Data records for software interfaces
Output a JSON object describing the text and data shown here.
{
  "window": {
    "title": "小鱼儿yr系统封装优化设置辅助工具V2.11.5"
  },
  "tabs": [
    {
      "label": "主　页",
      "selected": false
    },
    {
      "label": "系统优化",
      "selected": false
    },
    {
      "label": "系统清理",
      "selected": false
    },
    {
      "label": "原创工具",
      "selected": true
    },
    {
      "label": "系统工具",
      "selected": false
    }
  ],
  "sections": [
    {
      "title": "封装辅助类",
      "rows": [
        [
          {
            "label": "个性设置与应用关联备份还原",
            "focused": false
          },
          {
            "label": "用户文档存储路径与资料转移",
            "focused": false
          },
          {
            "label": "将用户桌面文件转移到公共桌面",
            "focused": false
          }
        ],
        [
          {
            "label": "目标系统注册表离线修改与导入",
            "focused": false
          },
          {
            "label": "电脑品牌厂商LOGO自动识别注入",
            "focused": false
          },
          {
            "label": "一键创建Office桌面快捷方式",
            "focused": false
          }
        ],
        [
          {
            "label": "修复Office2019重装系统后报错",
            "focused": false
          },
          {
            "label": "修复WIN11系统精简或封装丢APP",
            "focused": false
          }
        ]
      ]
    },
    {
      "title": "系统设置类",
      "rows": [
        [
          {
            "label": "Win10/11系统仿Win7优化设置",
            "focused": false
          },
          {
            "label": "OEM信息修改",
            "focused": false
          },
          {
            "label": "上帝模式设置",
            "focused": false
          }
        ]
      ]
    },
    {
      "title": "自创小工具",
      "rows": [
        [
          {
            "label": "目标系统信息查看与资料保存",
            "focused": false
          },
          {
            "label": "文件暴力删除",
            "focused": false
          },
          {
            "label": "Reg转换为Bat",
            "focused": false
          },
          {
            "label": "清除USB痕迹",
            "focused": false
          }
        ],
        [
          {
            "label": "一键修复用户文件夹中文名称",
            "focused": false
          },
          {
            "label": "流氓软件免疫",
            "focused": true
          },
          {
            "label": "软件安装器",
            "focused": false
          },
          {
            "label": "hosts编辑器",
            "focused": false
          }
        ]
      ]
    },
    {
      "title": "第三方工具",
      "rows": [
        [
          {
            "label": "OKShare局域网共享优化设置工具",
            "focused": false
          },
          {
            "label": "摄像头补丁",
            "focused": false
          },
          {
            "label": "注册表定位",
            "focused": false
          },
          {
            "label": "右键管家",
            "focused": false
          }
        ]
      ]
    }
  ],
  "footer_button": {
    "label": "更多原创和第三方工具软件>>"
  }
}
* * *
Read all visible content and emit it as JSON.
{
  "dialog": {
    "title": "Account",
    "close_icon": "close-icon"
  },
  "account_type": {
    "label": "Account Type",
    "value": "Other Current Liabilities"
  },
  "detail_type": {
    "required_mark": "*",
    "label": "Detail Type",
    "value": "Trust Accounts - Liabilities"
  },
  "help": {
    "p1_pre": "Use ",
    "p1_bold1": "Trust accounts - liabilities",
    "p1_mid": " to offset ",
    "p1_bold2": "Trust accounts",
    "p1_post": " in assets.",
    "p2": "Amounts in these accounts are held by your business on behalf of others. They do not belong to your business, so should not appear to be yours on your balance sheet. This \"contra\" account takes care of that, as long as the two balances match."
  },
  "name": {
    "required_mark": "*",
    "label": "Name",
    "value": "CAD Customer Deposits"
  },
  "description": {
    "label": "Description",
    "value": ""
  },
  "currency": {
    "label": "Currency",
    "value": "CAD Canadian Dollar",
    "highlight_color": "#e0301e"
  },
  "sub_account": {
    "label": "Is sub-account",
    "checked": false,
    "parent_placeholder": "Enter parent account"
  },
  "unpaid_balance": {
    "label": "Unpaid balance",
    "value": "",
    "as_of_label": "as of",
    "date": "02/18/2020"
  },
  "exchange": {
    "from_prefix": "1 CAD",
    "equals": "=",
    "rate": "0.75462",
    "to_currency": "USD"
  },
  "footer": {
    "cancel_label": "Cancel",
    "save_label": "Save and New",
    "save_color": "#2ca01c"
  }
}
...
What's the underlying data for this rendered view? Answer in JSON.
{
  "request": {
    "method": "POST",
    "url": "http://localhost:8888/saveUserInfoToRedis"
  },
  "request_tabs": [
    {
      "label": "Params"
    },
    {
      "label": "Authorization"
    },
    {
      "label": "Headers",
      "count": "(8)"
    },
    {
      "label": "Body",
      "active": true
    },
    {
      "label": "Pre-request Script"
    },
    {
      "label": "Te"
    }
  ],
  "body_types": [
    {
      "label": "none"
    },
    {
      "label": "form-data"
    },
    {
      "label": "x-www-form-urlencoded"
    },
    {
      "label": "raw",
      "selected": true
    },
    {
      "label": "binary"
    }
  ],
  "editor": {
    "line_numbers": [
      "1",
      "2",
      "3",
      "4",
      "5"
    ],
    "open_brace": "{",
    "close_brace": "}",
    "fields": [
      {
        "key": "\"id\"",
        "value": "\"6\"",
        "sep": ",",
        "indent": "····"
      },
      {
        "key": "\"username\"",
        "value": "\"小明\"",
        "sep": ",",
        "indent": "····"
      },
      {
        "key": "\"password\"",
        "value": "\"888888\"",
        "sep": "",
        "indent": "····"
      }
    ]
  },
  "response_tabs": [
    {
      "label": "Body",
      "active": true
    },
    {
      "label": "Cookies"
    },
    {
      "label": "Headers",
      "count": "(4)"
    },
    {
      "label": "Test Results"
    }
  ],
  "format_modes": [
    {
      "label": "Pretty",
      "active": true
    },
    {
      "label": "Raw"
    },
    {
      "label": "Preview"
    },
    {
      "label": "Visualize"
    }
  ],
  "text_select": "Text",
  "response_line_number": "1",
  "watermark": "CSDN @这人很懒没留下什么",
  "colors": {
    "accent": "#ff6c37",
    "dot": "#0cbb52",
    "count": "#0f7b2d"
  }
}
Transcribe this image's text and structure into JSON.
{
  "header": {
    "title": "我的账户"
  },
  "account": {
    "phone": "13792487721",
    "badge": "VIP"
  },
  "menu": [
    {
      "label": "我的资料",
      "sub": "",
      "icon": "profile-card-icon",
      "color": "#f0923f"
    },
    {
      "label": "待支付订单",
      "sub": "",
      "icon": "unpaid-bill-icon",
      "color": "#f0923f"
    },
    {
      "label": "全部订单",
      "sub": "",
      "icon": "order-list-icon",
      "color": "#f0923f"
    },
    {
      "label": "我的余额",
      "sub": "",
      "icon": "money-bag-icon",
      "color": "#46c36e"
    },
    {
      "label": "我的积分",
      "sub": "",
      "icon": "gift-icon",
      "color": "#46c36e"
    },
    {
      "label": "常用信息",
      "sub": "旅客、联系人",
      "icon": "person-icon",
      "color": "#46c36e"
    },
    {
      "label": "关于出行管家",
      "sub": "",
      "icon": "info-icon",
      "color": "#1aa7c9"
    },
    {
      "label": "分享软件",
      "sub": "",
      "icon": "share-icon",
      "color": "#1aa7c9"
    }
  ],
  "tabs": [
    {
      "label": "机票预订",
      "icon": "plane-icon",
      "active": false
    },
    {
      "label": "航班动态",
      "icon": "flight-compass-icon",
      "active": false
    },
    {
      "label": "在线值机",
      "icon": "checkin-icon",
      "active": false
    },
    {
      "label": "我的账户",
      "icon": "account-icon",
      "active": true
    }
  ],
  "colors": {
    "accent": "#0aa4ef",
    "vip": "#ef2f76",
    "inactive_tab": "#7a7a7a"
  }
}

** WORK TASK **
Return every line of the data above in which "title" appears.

** RESPONSE BOX **
    "title": "小鱼儿yr系统封装优化设置辅助工具V2.11.5"
      "title": "封装辅助类",
      "title": "系统设置类",
      "title": "自创小工具",
      "title": "第三方工具",
    "title": "Account",
    "title": "我的账户"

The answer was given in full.